Camulodunum was Britain's first capital, the base of king Cunobelinus and then a Roman colonia. All the main ancient sources supply the name, but with a wild variety of spellings, among which CAMVLODVNO on coins seems pretty definitive. The location at modern Colchester is beyond doubt, thanks to copious archaeological remains. So there ought to be no mystery about the name.
Unfortunately, the meaning of Camulus has never been settled, despite much discussion. See particularly Evans (1967). Camulus is commonly claimed as a Celtic war god, but that idea rests mainly on a small number of inscriptions referring to Mars Camulus associated with a region in Belgica, particular around the Montagne de Reims. Olmsted (1994:334-5) argued for Camulus as a free-standing deity name of equal status to Mars but in a different language. It may be better to see Camulus (as with some other deity names) as more of an adjective-like attribute.
It makes best sense to translate camulus as ‘small hill’, a meaning that may previously have been missed because East Anglia is so archetypally flat. Actually the land drops away by ten to twenty metres all around the historic walls of Colchester, which a pedestrian there really notices. The Latin diminutive ending –ulus shows up on several Latin words referring to types of hill (tumulus, colliculus, monticulus) and in ancient personal names such as Andecamulus that were analogous to modern names such as Hill.
The root *cam shows up in Latin camera ‘vault’ and in the northern English word kame or kaim ‘ridge, hillock’. However, words for curves in place names are controversial. See, for example, the discussion of camb ‘comb’ and of cumb and cwm ‘valley’ by Gelling and Cole (2003). Celticists tend to see an element cam- in at least eight ancient place names in Britain and on the Continent, as referring to curves in a horizontal plane (like bends in a river), whereas in most cases the landscape suggests vertical curves (small hills). The nearest parallel may be the southern French word camelle, used for a heap of salt crystals, possibly derived from Latin cumulus ‘heap’.
About -dunum see here. An element camulus also shows up in Camulossesa.
Another place with a similar name is Ptolemy's Καμουλοδουνον, a πολις of the Brigantes. The name suggests some kind of hillfort, or oppidum on a low hill, while Ptolemy's coordinates point somewhere in the general area of Huddersfield. Candidate places that can probably be ruled out include: Slack, suggested by R&S, where the Roman fort was Camboduno; various viewpoints without obvious fortifications; and hillforts at Birstall and Barwick-in-Elmet. The best candidate is Castle Hill, at Almondbury, SE153141, which is notably large and high. Its role as the central place for a substantial population was later filled by Huddersfield as a market town. Another candidate east of there is South Kirby Camp, at SE435105, possibly more of a defended settlement than a hillfort, probably an indigenous power centre for a lot of good farmland. It was shadowed by Burghwallis Roman fort, 8 km away at SE519120, where the modern A1 main road (= the Roman road from Doncaster to Tadcaster, number 28b of Margary, 1973) crosses the river Skell.

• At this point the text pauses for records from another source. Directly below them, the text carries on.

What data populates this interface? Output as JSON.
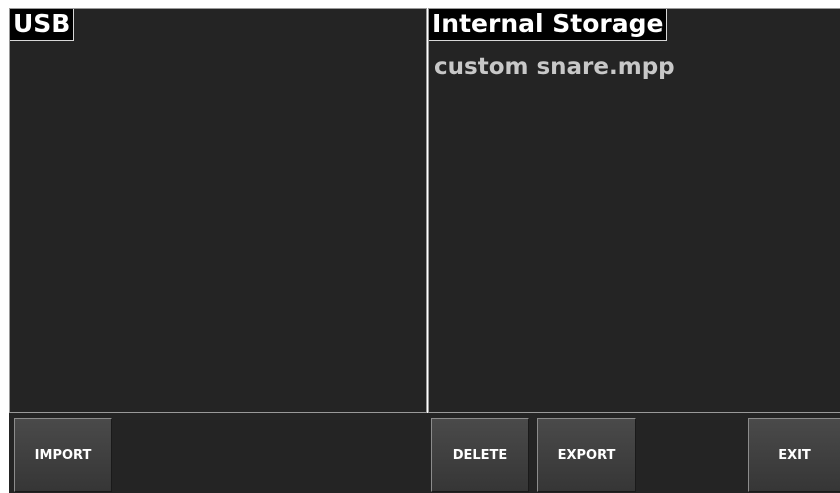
{
  "usb_panel": {
    "title": "USB",
    "files": []
  },
  "internal_panel": {
    "title": "Internal Storage",
    "files": [
      "custom snare.mpp"
    ]
  },
  "buttons": {
    "import": "IMPORT",
    "delete": "DELETE",
    "export": "EXPORT",
    "exit": "EXIT"
  },
  "colors": {
    "panel_background": "#242424",
    "title_background": "#000000",
    "file_text": "#c8c8c8",
    "button_text": "#ffffff"
  }
}
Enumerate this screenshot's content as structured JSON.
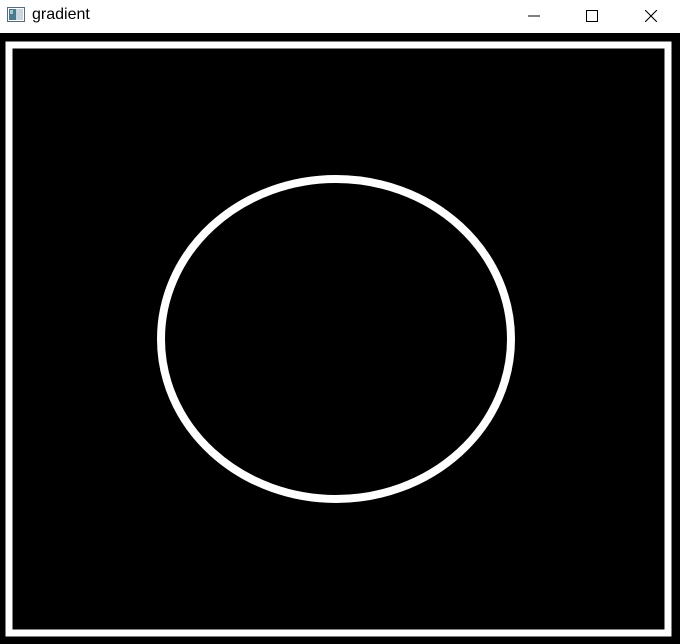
{
  "window": {
    "title": "gradient",
    "icon": "app-window-icon",
    "controls": {
      "minimize_icon": "minimize-icon",
      "maximize_icon": "maximize-icon",
      "close_icon": "close-icon"
    }
  },
  "image": {
    "background_color": "#000000",
    "stroke_color": "#ffffff",
    "shapes": [
      "rectangle-outline",
      "ellipse-outline"
    ]
  }
}
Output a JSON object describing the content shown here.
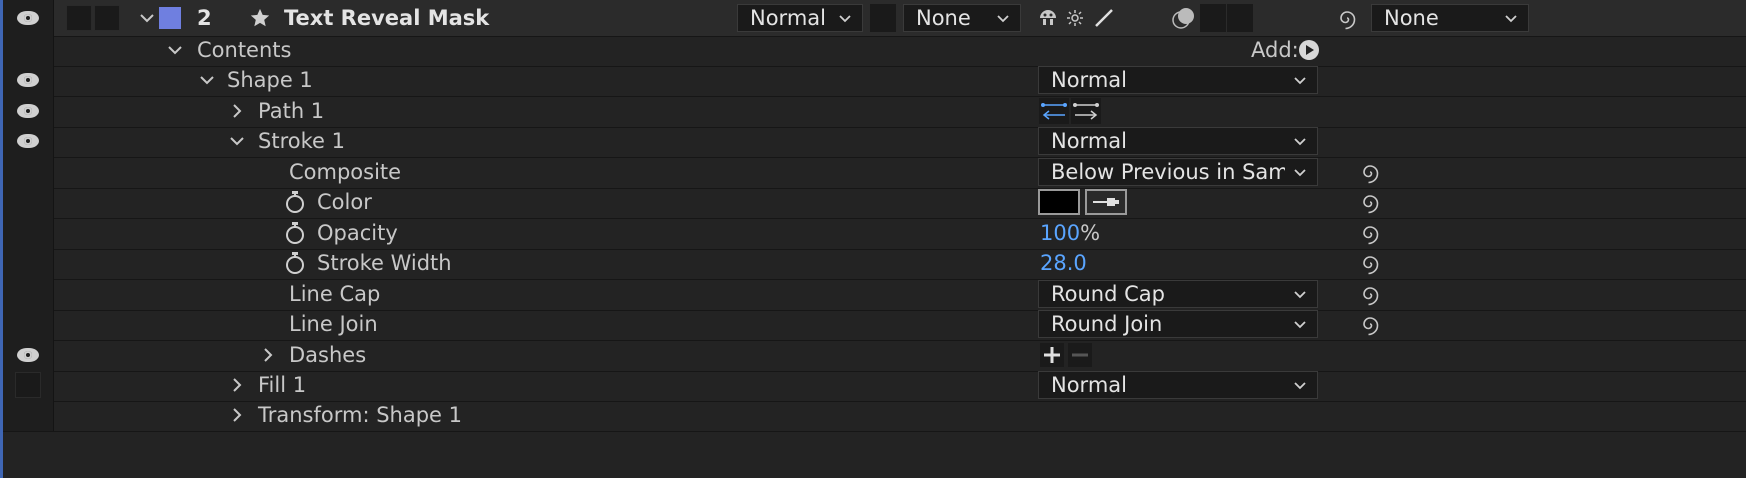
{
  "layer": {
    "number": "2",
    "name": "Text Reveal Mask",
    "label_color": "#6f7fe0",
    "mode": "Normal",
    "track_matte": "None",
    "parent": "None"
  },
  "add_label": "Add:",
  "rows": {
    "contents": "Contents",
    "shape1": "Shape 1",
    "shape1_mode": "Normal",
    "path1": "Path 1",
    "stroke1": "Stroke 1",
    "stroke1_mode": "Normal",
    "composite": "Composite",
    "composite_value": "Below Previous in Same Gr",
    "color": "Color",
    "opacity": "Opacity",
    "opacity_value": "100",
    "opacity_unit": "%",
    "stroke_width": "Stroke Width",
    "stroke_width_value": "28.0",
    "line_cap": "Line Cap",
    "line_cap_value": "Round Cap",
    "line_join": "Line Join",
    "line_join_value": "Round Join",
    "dashes": "Dashes",
    "fill1": "Fill 1",
    "fill1_mode": "Normal",
    "transform": "Transform: Shape 1"
  },
  "colors": {
    "accent_blue": "#5aa5ff",
    "stroke_color": "#000000"
  }
}
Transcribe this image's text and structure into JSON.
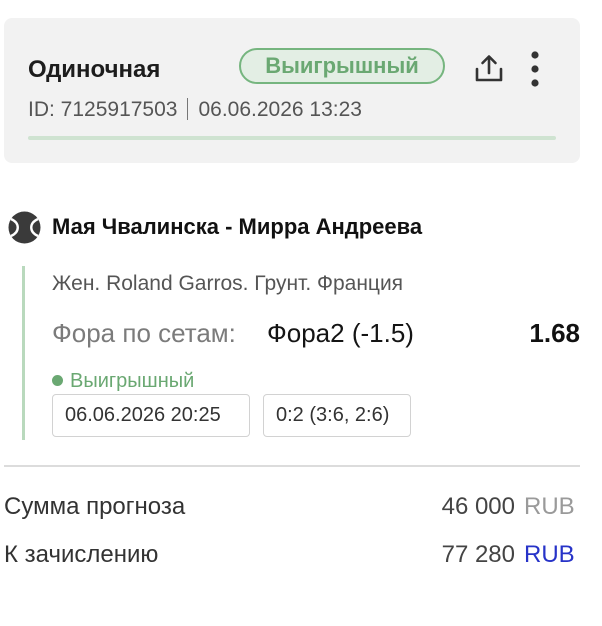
{
  "header": {
    "bet_type": "Одиночная",
    "status": "Выигрышный",
    "id_text": "ID: 7125917503",
    "datetime": "06.06.2026 13:23",
    "status_color": "#6aa872",
    "progress": 1.0
  },
  "icons": {
    "share": "share-icon",
    "more": "more-vertical-icon",
    "sport": "tennis-ball-icon"
  },
  "event": {
    "title": "Мая Чвалинска - Мирра Андреева",
    "tournament": "Жен. Roland Garros. Грунт. Франция",
    "market_label": "Фора по сетам:",
    "outcome": "Фора2 (-1.5)",
    "odds": "1.68",
    "status": "Выигрышный",
    "start_datetime": "06.06.2026 20:25",
    "score": "0:2 (3:6, 2:6)"
  },
  "summary": {
    "stake_label": "Сумма прогноза",
    "stake_amount": "46 000",
    "stake_currency": "RUB",
    "payout_label": "К зачислению",
    "payout_amount": "77 280",
    "payout_currency": "RUB"
  },
  "colors": {
    "accent_green": "#6aa872",
    "currency_link_blue": "#2733c8",
    "card_background": "#f2f2f2"
  }
}
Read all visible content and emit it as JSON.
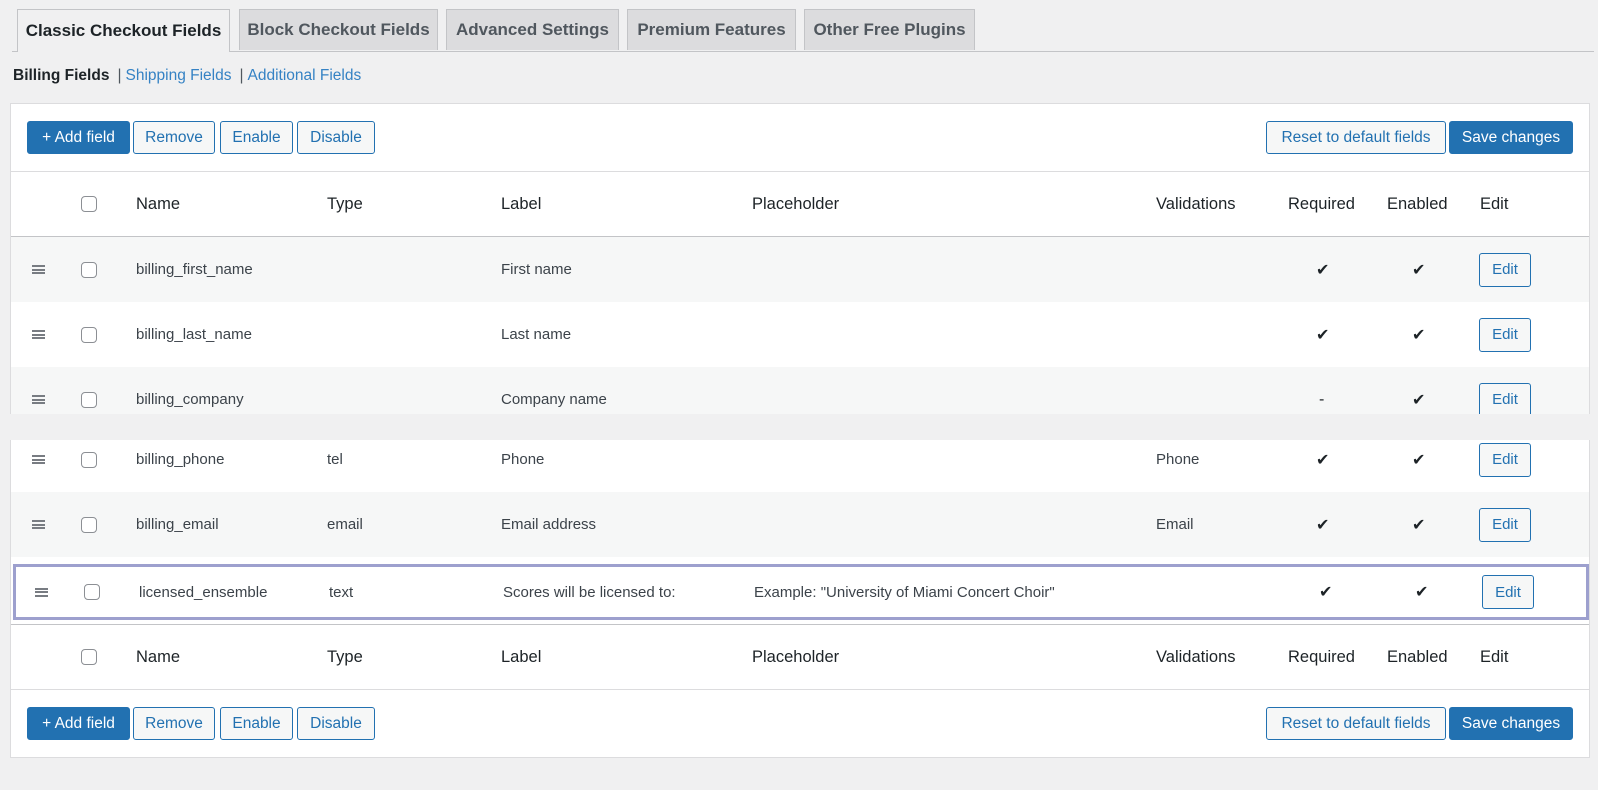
{
  "tabs": [
    {
      "label": "Classic Checkout Fields"
    },
    {
      "label": "Block Checkout Fields"
    },
    {
      "label": "Advanced Settings"
    },
    {
      "label": "Premium Features"
    },
    {
      "label": "Other Free Plugins"
    }
  ],
  "subnav": {
    "billing": "Billing Fields",
    "sep": "|",
    "shipping": "Shipping Fields",
    "additional": "Additional Fields"
  },
  "toolbar": {
    "add": "+ Add field",
    "remove": "Remove",
    "enable": "Enable",
    "disable": "Disable",
    "reset": "Reset to default fields",
    "save": "Save changes"
  },
  "columns": {
    "name": "Name",
    "type": "Type",
    "label": "Label",
    "placeholder": "Placeholder",
    "validations": "Validations",
    "required": "Required",
    "enabled": "Enabled",
    "edit": "Edit"
  },
  "rows": [
    {
      "name": "billing_first_name",
      "type": "",
      "label": "First name",
      "placeholder": "",
      "validations": "",
      "required": "✔",
      "enabled": "✔",
      "edit": "Edit"
    },
    {
      "name": "billing_last_name",
      "type": "",
      "label": "Last name",
      "placeholder": "",
      "validations": "",
      "required": "✔",
      "enabled": "✔",
      "edit": "Edit"
    },
    {
      "name": "billing_company",
      "type": "",
      "label": "Company name",
      "placeholder": "",
      "validations": "",
      "required": "-",
      "enabled": "✔",
      "edit": "Edit"
    },
    {
      "name": "billing_phone",
      "type": "tel",
      "label": "Phone",
      "placeholder": "",
      "validations": "Phone",
      "required": "✔",
      "enabled": "✔",
      "edit": "Edit"
    },
    {
      "name": "billing_email",
      "type": "email",
      "label": "Email address",
      "placeholder": "",
      "validations": "Email",
      "required": "✔",
      "enabled": "✔",
      "edit": "Edit"
    },
    {
      "name": "licensed_ensemble",
      "type": "text",
      "label": "Scores will be licensed to:",
      "placeholder": "Example: \"University of Miami Concert Choir\"",
      "validations": "",
      "required": "✔",
      "enabled": "✔",
      "edit": "Edit"
    }
  ],
  "colors": {
    "accent": "#2271b1",
    "link": "#3582c4",
    "highlight_border": "#9da0ce"
  },
  "icons": {
    "drag": "drag-handle-icon",
    "check": "checkmark-icon"
  }
}
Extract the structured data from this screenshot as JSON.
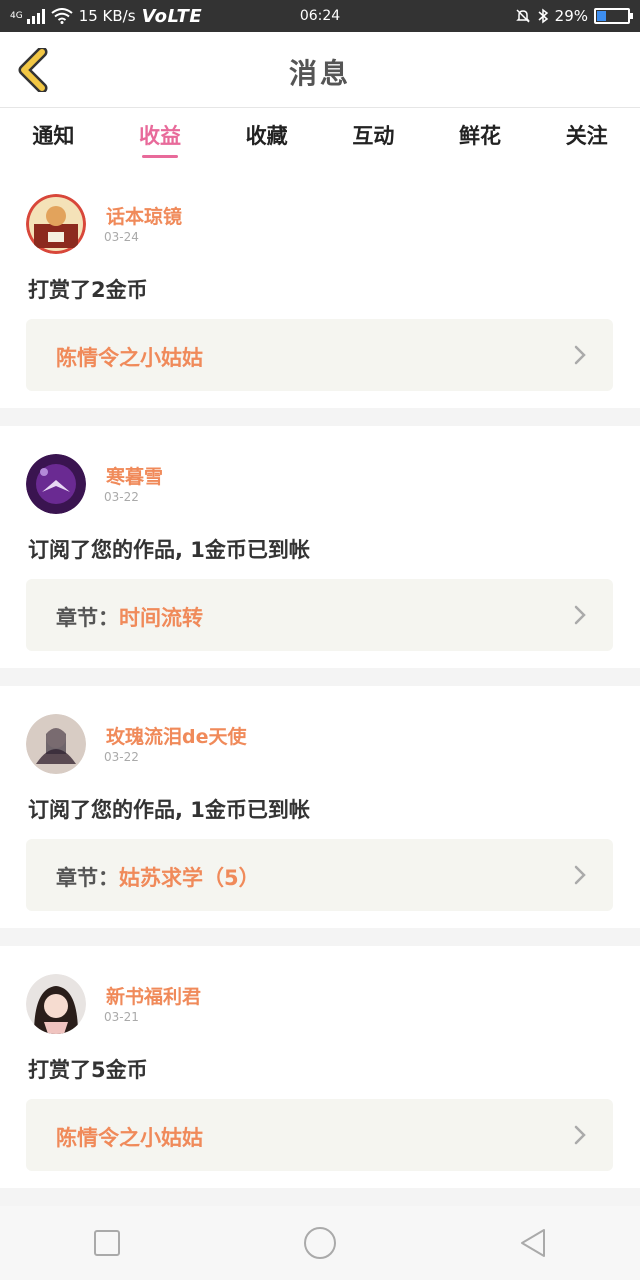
{
  "status_bar": {
    "network": "4G",
    "speed": "15 KB/s",
    "volte": "VoLTE",
    "time": "06:24",
    "battery": "29%",
    "battery_level": 0.29
  },
  "header": {
    "title": "消息"
  },
  "tabs": [
    {
      "label": "通知",
      "active": false
    },
    {
      "label": "收益",
      "active": true
    },
    {
      "label": "收藏",
      "active": false
    },
    {
      "label": "互动",
      "active": false
    },
    {
      "label": "鲜花",
      "active": false
    },
    {
      "label": "关注",
      "active": false
    }
  ],
  "feed": [
    {
      "username": "话本琼镜",
      "date": "03-24",
      "message": "打赏了2金币",
      "work_prefix": "",
      "work_title": "陈情令之小姑姑"
    },
    {
      "username": "寒暮雪",
      "date": "03-22",
      "message": "订阅了您的作品, 1金币已到帐",
      "work_prefix": "章节：",
      "work_title": "时间流转"
    },
    {
      "username": "玫瑰流泪de天使",
      "date": "03-22",
      "message": "订阅了您的作品, 1金币已到帐",
      "work_prefix": "章节：",
      "work_title": "姑苏求学（5）"
    },
    {
      "username": "新书福利君",
      "date": "03-21",
      "message": "打赏了5金币",
      "work_prefix": "",
      "work_title": "陈情令之小姑姑"
    }
  ],
  "colors": {
    "accent": "#e86a9a",
    "username": "#f08a5a",
    "back_icon": "#f2c744"
  },
  "icons": {
    "back": "chevron-left-icon",
    "item_arrow": "chevron-right-icon",
    "nav_recent": "square-icon",
    "nav_home": "circle-icon",
    "nav_back": "triangle-back-icon"
  }
}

A third place with a similar name occurs in RC's sequence of names Mautio (Manchester) - Alicuna - Camulodono - Calunio (probably Lancaster), which appears to be heading generally north out of Manchester, not towards the second place just discussed. On that road towards Lancaster the first good candidate is the promontory fort at Castle Steads, but that probably belongs to Alicuna. So Camulodono was most likely the Hawksclough hillfort at SD57402405, near Clayton-le-Woods, Lancashire, which is just 4 km from the Roman site (possibly a supply depot rather than a fort) at Walton-le-Dale, at SD55132812, on the river Ribble.
Last Edited: 10 November 2017